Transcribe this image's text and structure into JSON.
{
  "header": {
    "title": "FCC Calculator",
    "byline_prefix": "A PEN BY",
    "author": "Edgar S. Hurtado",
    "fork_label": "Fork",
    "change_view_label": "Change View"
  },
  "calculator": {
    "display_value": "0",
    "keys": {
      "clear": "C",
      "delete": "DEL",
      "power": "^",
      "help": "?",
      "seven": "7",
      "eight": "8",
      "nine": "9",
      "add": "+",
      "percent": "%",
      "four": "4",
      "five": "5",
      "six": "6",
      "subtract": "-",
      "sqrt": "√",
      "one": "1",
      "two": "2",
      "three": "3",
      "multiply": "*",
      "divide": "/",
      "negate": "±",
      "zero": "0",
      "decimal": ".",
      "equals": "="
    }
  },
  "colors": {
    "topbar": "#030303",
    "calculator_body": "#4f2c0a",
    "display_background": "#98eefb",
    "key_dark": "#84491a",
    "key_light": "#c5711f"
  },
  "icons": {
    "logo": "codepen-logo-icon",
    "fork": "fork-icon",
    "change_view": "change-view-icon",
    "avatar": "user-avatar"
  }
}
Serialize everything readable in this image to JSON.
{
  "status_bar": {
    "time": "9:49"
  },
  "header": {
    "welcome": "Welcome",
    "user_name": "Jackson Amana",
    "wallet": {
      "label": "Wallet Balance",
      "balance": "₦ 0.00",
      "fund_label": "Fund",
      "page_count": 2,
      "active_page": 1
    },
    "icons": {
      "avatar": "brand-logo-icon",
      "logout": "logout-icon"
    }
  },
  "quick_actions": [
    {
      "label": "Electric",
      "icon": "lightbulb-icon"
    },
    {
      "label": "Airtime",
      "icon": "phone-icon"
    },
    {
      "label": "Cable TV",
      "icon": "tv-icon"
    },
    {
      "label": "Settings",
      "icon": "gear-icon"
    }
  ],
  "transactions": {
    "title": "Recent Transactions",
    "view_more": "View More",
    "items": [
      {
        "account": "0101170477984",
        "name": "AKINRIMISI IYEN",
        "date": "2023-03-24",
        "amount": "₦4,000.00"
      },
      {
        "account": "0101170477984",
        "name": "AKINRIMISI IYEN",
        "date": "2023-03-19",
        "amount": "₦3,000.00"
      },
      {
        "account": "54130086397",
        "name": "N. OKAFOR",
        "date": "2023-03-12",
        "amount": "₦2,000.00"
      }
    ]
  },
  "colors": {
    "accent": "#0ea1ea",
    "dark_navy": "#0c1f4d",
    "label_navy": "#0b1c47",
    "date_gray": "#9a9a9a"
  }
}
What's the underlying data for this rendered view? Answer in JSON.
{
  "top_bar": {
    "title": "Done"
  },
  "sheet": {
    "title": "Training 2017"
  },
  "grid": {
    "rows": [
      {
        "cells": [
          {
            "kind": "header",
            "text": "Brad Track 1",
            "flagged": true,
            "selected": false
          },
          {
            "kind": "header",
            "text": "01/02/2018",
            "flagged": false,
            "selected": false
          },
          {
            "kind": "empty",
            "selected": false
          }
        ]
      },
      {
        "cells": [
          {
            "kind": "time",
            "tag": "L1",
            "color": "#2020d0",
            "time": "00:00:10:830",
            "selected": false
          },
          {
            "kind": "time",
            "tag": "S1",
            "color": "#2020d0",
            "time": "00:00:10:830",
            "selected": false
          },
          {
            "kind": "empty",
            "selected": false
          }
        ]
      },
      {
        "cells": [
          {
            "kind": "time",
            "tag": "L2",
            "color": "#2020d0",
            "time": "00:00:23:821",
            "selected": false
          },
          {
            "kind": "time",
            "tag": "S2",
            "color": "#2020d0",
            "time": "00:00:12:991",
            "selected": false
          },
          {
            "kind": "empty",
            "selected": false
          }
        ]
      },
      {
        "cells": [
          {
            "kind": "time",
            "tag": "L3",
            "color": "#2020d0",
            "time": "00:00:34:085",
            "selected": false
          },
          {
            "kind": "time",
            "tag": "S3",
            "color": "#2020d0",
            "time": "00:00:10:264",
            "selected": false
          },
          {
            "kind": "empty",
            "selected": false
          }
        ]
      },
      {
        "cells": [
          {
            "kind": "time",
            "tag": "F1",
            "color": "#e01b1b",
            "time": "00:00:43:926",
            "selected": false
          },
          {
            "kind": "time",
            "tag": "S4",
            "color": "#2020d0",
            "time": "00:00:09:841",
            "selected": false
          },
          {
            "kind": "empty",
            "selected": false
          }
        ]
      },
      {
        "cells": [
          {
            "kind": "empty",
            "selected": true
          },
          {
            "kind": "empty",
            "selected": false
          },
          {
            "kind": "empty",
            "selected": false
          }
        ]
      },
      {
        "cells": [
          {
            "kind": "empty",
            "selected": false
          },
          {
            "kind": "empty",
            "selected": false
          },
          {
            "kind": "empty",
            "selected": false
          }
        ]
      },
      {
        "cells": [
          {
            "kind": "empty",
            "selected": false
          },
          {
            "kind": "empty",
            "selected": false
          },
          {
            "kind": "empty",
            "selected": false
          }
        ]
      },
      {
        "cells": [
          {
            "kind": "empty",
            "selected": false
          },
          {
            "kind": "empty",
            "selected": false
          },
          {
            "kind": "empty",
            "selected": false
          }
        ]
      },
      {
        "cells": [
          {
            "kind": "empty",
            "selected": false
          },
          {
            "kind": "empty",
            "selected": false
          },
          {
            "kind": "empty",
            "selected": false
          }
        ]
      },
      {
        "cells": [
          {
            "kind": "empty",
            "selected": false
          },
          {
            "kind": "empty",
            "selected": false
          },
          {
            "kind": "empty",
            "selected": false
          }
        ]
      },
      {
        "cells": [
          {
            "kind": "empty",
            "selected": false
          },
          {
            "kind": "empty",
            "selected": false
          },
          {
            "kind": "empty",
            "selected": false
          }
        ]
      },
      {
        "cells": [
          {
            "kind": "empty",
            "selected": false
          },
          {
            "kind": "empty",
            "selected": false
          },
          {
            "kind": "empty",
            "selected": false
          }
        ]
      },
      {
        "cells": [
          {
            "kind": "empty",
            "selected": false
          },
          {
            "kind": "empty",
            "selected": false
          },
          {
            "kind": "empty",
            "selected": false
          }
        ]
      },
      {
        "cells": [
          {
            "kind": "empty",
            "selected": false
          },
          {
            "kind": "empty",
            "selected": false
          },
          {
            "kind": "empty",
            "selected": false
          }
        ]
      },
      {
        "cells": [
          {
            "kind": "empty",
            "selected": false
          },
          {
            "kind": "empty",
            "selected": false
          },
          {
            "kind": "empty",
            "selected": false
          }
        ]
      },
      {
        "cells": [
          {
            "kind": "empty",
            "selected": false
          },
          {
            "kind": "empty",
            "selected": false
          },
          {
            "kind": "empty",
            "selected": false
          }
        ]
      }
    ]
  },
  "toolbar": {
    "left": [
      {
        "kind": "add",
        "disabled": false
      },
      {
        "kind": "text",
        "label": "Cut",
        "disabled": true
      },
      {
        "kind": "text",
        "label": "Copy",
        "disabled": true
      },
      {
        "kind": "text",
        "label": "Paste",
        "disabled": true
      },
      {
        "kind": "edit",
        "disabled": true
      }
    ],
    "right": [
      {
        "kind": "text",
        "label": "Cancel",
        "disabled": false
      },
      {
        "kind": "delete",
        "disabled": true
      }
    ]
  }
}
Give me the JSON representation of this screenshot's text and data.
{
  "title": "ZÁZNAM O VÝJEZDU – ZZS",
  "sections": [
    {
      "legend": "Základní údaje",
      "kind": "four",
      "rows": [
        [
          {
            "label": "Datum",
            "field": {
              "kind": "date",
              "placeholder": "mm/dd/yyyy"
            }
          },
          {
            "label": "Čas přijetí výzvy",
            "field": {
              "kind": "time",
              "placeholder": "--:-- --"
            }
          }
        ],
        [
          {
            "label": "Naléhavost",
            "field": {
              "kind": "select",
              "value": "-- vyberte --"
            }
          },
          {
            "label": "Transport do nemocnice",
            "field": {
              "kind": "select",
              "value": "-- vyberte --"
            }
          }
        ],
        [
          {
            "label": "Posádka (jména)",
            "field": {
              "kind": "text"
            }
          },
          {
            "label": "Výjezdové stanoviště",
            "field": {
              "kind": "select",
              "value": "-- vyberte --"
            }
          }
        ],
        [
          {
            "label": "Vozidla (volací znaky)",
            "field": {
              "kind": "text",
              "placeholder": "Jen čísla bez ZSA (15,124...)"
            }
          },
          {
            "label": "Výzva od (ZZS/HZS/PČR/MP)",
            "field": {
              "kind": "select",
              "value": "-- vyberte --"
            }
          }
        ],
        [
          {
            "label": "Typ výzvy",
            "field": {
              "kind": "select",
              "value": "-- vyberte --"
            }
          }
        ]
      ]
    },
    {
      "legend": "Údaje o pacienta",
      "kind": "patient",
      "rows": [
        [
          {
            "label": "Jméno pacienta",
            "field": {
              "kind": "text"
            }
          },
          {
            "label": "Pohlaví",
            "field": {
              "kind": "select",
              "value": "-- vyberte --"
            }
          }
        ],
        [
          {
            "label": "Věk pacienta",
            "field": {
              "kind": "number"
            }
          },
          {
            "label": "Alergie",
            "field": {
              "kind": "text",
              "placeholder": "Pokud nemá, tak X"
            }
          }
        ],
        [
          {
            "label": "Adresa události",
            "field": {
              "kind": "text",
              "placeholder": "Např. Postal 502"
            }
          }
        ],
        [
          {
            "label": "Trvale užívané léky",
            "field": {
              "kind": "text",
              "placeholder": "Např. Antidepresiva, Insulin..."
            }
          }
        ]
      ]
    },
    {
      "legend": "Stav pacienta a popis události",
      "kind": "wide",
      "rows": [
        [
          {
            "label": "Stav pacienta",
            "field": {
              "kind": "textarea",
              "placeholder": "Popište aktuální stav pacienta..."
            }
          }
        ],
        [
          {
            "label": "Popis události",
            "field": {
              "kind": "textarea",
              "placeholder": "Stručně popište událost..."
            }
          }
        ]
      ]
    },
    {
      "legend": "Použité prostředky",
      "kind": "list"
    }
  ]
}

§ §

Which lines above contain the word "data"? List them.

What's the underlying data for this rendered view? Answer in JSON.
Give me the JSON representation of this screenshot's text and data.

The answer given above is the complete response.